Finding my way as an ‘old soul’


Samantha Zic

Ever since I was young, I have never felt that I fit in with my age group.
No matter how similar my personality or interests were to another kid’s, I would always feel like there was this invisible barrier separating my world from theirs. I could never find the right words to describe what I was until fifth grade when my teacher introduced me to old souls.
In my own words, an old soul is someone who feels like they don’t belong in their current generation. They are deep thinkers and are very intuitive.
Oftentimes, I would find myself in the midst of a conversation about gossip or social trends. To me, these conversations are exhausting and unfulfilling, so I can never stay with this group long.
I refrain from talking about things that I’m passionate about, for example psychology, because I do not wish to bore or confuse the people. Because of this, I often prefer to enjoy my own company rather than joining in on others’ conversations.

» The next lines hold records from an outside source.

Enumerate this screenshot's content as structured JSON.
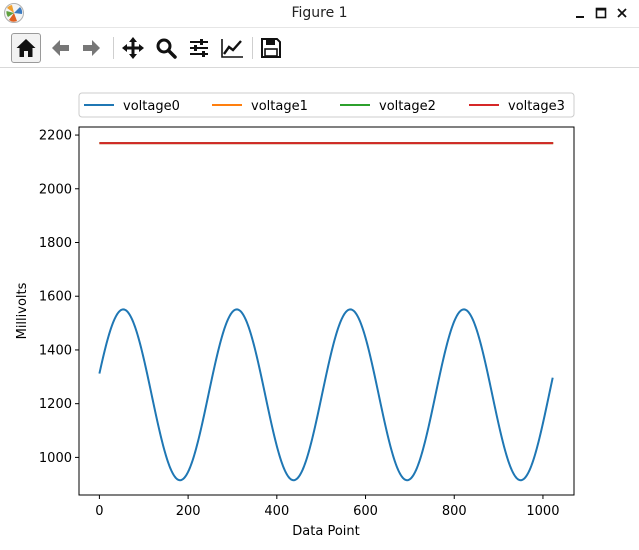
{
  "window": {
    "title": "Figure 1",
    "controls": [
      "minimize",
      "maximize",
      "close"
    ]
  },
  "toolbar": {
    "buttons": [
      {
        "name": "home-icon",
        "tooltip": "Reset original view",
        "active": true
      },
      {
        "name": "back-arrow-icon",
        "tooltip": "Back"
      },
      {
        "name": "forward-arrow-icon",
        "tooltip": "Forward"
      },
      {
        "name": "pan-move-icon",
        "tooltip": "Pan"
      },
      {
        "name": "zoom-magnifier-icon",
        "tooltip": "Zoom"
      },
      {
        "name": "subplots-sliders-icon",
        "tooltip": "Configure subplots"
      },
      {
        "name": "axes-line-chart-icon",
        "tooltip": "Edit axis"
      },
      {
        "name": "save-floppy-icon",
        "tooltip": "Save"
      }
    ]
  },
  "chart_data": {
    "type": "line",
    "title": "",
    "xlabel": "Data Point",
    "ylabel": "Millivolts",
    "xlim": [
      -46,
      1070
    ],
    "ylim": [
      860,
      2230
    ],
    "xticks": [
      0,
      200,
      400,
      600,
      800,
      1000
    ],
    "yticks": [
      1000,
      1200,
      1400,
      1600,
      1800,
      2000,
      2200
    ],
    "grid": false,
    "legend": {
      "placement": "top",
      "columns": 4
    },
    "series": [
      {
        "name": "voltage0",
        "color": "#1f77b4",
        "shape": "sine",
        "x_start": 0,
        "x_end": 1023,
        "mean_mv": 1233,
        "amplitude_mv": 318,
        "period_points": 256,
        "start_value_mv": 1312,
        "first_peak_x": 55
      },
      {
        "name": "voltage1",
        "color": "#ff7f0e",
        "x": [
          0,
          1023
        ],
        "y": [
          2170,
          2170
        ]
      },
      {
        "name": "voltage2",
        "color": "#2ca02c",
        "x": [
          0,
          1023
        ],
        "y": [
          2170,
          2170
        ]
      },
      {
        "name": "voltage3",
        "color": "#d62728",
        "x": [
          0,
          1023
        ],
        "y": [
          2170,
          2170
        ]
      }
    ]
  }
}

I avoid attending large social gatherings, such as parties or sporting events, because of my introverted nature and because I’m simply not interested in them. These gatherings are also places where students usually try to become more popular amongst their peers which is another reason why I don’t attend them.
Popularity used to be number one on my priority list back in sixth grade, but once I realized the things “cool” kids did weren’t cool at all to me, I immediately stopped caring about it.
Because I don’t relate to the large majority of students, I’m dubbed as an “outcast.” I don’t consider this title an insult because, to me, an outcast is someone who is unafraid to be themselves despite how others may judge them.
I empathize a lot more with other outcasts and find our conversations much more fun and exciting. Being an old soul means that I’m different from the rest, but this is who I am and I won’t ever stop being proud of it.